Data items
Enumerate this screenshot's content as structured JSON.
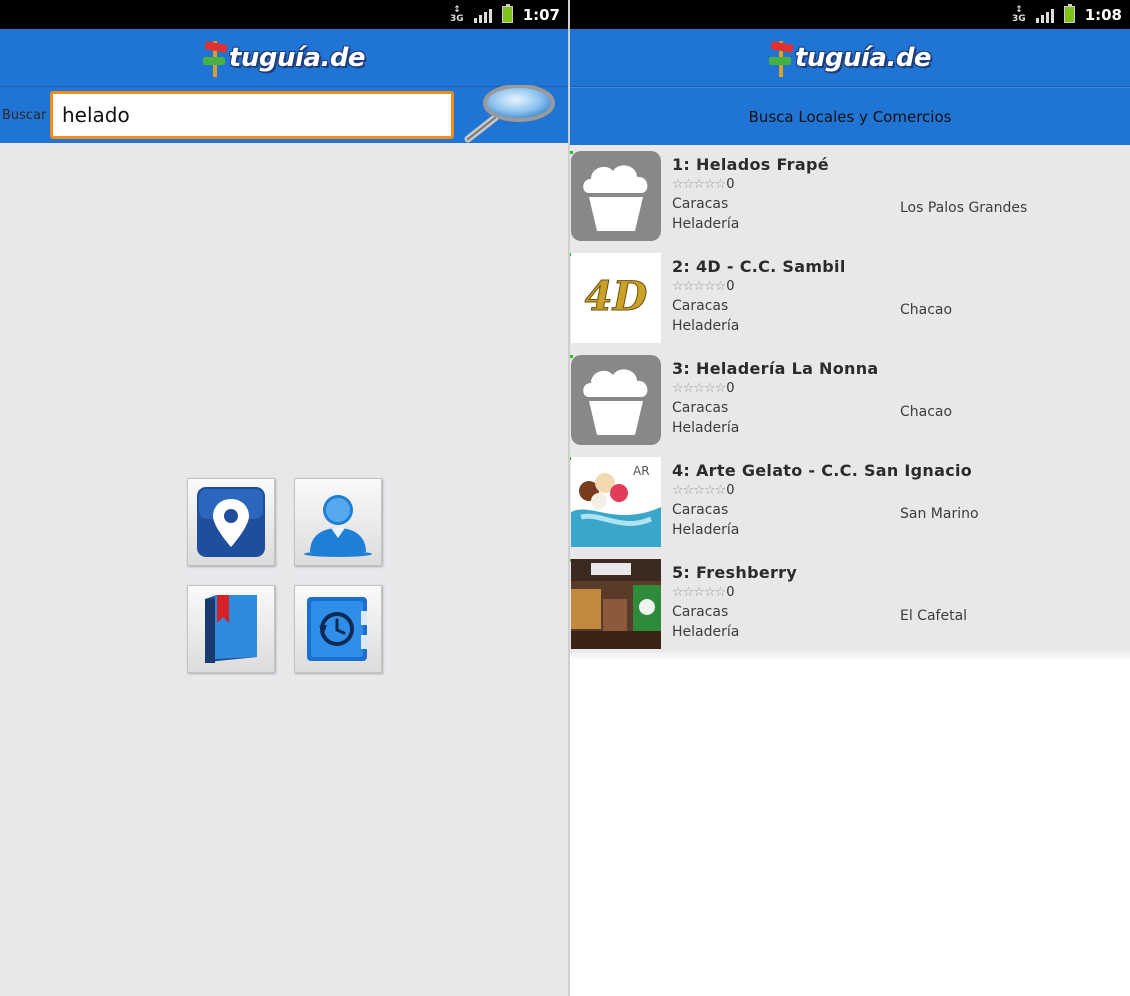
{
  "left": {
    "status": {
      "network": "3G",
      "time": "1:07"
    },
    "header": {
      "logo_text": "tuguía.de"
    },
    "search": {
      "label": "Buscar",
      "value": "helado"
    },
    "menu": [
      {
        "icon": "map-pin-icon"
      },
      {
        "icon": "user-profile-icon"
      },
      {
        "icon": "bookmark-book-icon"
      },
      {
        "icon": "history-clock-icon"
      }
    ]
  },
  "right": {
    "status": {
      "network": "3G",
      "time": "1:08"
    },
    "header": {
      "logo_text": "tuguía.de"
    },
    "subtitle": "Busca Locales y Comercios",
    "results": [
      {
        "title": "1: Helados Frapé",
        "rating": "0",
        "city": "Caracas",
        "area": "Los Palos Grandes",
        "category": "Heladería",
        "thumb": "cupcake-placeholder-icon"
      },
      {
        "title": "2: 4D - C.C. Sambil",
        "rating": "0",
        "city": "Caracas",
        "area": "Chacao",
        "category": "Heladería",
        "thumb": "4d-logo"
      },
      {
        "title": "3: Heladería La Nonna",
        "rating": "0",
        "city": "Caracas",
        "area": "Chacao",
        "category": "Heladería",
        "thumb": "cupcake-placeholder-icon"
      },
      {
        "title": "4: Arte Gelato - C.C. San Ignacio",
        "rating": "0",
        "city": "Caracas",
        "area": "San Marino",
        "category": "Heladería",
        "thumb": "arte-gelato-photo"
      },
      {
        "title": "5: Freshberry",
        "rating": "0",
        "city": "Caracas",
        "area": "El Cafetal",
        "category": "Heladería",
        "thumb": "freshberry-photo"
      }
    ]
  },
  "colors": {
    "header_blue": "#2074d3",
    "search_border": "#f28c1a",
    "screen_bg": "#e9e7ea"
  }
}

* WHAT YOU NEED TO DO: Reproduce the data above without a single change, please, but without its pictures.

* EXERCISE OUTPUT:
Enumerate this screenshot's content as structured JSON.
{
  "left": {
    "status": {
      "network": "3G",
      "time": "1:07"
    },
    "header": {
      "logo_text": "tuguía.de"
    },
    "search": {
      "label": "Buscar",
      "value": "helado"
    },
    "menu": [
      {
        "icon": "map-pin-icon"
      },
      {
        "icon": "user-profile-icon"
      },
      {
        "icon": "bookmark-book-icon"
      },
      {
        "icon": "history-clock-icon"
      }
    ]
  },
  "right": {
    "status": {
      "network": "3G",
      "time": "1:08"
    },
    "header": {
      "logo_text": "tuguía.de"
    },
    "subtitle": "Busca Locales y Comercios",
    "results": [
      {
        "title": "1: Helados Frapé",
        "rating": "0",
        "city": "Caracas",
        "area": "Los Palos Grandes",
        "category": "Heladería",
        "thumb": "cupcake-placeholder-icon"
      },
      {
        "title": "2: 4D - C.C. Sambil",
        "rating": "0",
        "city": "Caracas",
        "area": "Chacao",
        "category": "Heladería",
        "thumb": "4d-logo"
      },
      {
        "title": "3: Heladería La Nonna",
        "rating": "0",
        "city": "Caracas",
        "area": "Chacao",
        "category": "Heladería",
        "thumb": "cupcake-placeholder-icon"
      },
      {
        "title": "4: Arte Gelato - C.C. San Ignacio",
        "rating": "0",
        "city": "Caracas",
        "area": "San Marino",
        "category": "Heladería",
        "thumb": "arte-gelato-photo"
      },
      {
        "title": "5: Freshberry",
        "rating": "0",
        "city": "Caracas",
        "area": "El Cafetal",
        "category": "Heladería",
        "thumb": "freshberry-photo"
      }
    ]
  },
  "colors": {
    "header_blue": "#2074d3",
    "search_border": "#f28c1a",
    "screen_bg": "#e9e7ea"
  }
}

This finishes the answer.